# [Your instructions]
You are to retype all of the data exactly as it appears.

Data records
━━━

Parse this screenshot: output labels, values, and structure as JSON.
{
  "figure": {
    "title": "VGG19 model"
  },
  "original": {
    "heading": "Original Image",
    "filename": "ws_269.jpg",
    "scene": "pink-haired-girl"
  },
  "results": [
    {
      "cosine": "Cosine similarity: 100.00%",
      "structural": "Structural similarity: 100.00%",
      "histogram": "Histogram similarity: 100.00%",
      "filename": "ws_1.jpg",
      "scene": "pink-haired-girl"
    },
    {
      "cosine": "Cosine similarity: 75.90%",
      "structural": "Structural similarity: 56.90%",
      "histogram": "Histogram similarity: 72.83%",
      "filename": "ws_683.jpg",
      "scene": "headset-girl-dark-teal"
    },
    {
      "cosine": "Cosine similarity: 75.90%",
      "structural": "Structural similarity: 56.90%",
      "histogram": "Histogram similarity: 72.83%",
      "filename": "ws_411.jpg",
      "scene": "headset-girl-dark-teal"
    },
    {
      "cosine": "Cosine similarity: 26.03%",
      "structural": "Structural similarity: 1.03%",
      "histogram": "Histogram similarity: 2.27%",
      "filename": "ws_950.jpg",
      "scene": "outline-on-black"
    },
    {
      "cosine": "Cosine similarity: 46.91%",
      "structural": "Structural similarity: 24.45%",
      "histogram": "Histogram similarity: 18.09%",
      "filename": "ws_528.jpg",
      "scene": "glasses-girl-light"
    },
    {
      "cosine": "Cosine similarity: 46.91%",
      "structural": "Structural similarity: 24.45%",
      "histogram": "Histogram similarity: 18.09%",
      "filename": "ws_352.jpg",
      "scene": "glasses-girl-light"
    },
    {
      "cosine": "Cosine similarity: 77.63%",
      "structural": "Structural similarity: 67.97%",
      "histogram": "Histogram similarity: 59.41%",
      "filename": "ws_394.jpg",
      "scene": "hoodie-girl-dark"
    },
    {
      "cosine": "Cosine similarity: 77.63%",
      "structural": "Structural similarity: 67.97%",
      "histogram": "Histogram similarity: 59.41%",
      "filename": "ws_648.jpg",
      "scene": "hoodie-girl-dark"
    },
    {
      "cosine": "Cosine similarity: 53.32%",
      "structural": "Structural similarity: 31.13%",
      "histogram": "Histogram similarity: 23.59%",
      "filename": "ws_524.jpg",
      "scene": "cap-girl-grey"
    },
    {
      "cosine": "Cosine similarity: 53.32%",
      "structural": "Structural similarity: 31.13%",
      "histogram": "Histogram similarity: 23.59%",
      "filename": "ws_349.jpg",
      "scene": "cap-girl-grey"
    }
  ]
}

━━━

# [Exercise result]
Parse this screenshot: output labels, values, and structure as JSON.
{
  "figure": {
    "title": "VGG19 model"
  },
  "original": {
    "heading": "Original Image",
    "filename": "ws_269.jpg",
    "scene": "pink-haired-girl"
  },
  "results": [
    {
      "cosine": "Cosine similarity: 100.00%",
      "structural": "Structural similarity: 100.00%",
      "histogram": "Histogram similarity: 100.00%",
      "filename": "ws_1.jpg",
      "scene": "pink-haired-girl"
    },
    {
      "cosine": "Cosine similarity: 75.90%",
      "structural": "Structural similarity: 56.90%",
      "histogram": "Histogram similarity: 72.83%",
      "filename": "ws_683.jpg",
      "scene": "headset-girl-dark-teal"
    },
    {
      "cosine": "Cosine similarity: 75.90%",
      "structural": "Structural similarity: 56.90%",
      "histogram": "Histogram similarity: 72.83%",
      "filename": "ws_411.jpg",
      "scene": "headset-girl-dark-teal"
    },
    {
      "cosine": "Cosine similarity: 26.03%",
      "structural": "Structural similarity: 1.03%",
      "histogram": "Histogram similarity: 2.27%",
      "filename": "ws_950.jpg",
      "scene": "outline-on-black"
    },
    {
      "cosine": "Cosine similarity: 46.91%",
      "structural": "Structural similarity: 24.45%",
      "histogram": "Histogram similarity: 18.09%",
      "filename": "ws_528.jpg",
      "scene": "glasses-girl-light"
    },
    {
      "cosine": "Cosine similarity: 46.91%",
      "structural": "Structural similarity: 24.45%",
      "histogram": "Histogram similarity: 18.09%",
      "filename": "ws_352.jpg",
      "scene": "glasses-girl-light"
    },
    {
      "cosine": "Cosine similarity: 77.63%",
      "structural": "Structural similarity: 67.97%",
      "histogram": "Histogram similarity: 59.41%",
      "filename": "ws_394.jpg",
      "scene": "hoodie-girl-dark"
    },
    {
      "cosine": "Cosine similarity: 77.63%",
      "structural": "Structural similarity: 67.97%",
      "histogram": "Histogram similarity: 59.41%",
      "filename": "ws_648.jpg",
      "scene": "hoodie-girl-dark"
    },
    {
      "cosine": "Cosine similarity: 53.32%",
      "structural": "Structural similarity: 31.13%",
      "histogram": "Histogram similarity: 23.59%",
      "filename": "ws_524.jpg",
      "scene": "cap-girl-grey"
    },
    {
      "cosine": "Cosine similarity: 53.32%",
      "structural": "Structural similarity: 31.13%",
      "histogram": "Histogram similarity: 23.59%",
      "filename": "ws_349.jpg",
      "scene": "cap-girl-grey"
    }
  ]
}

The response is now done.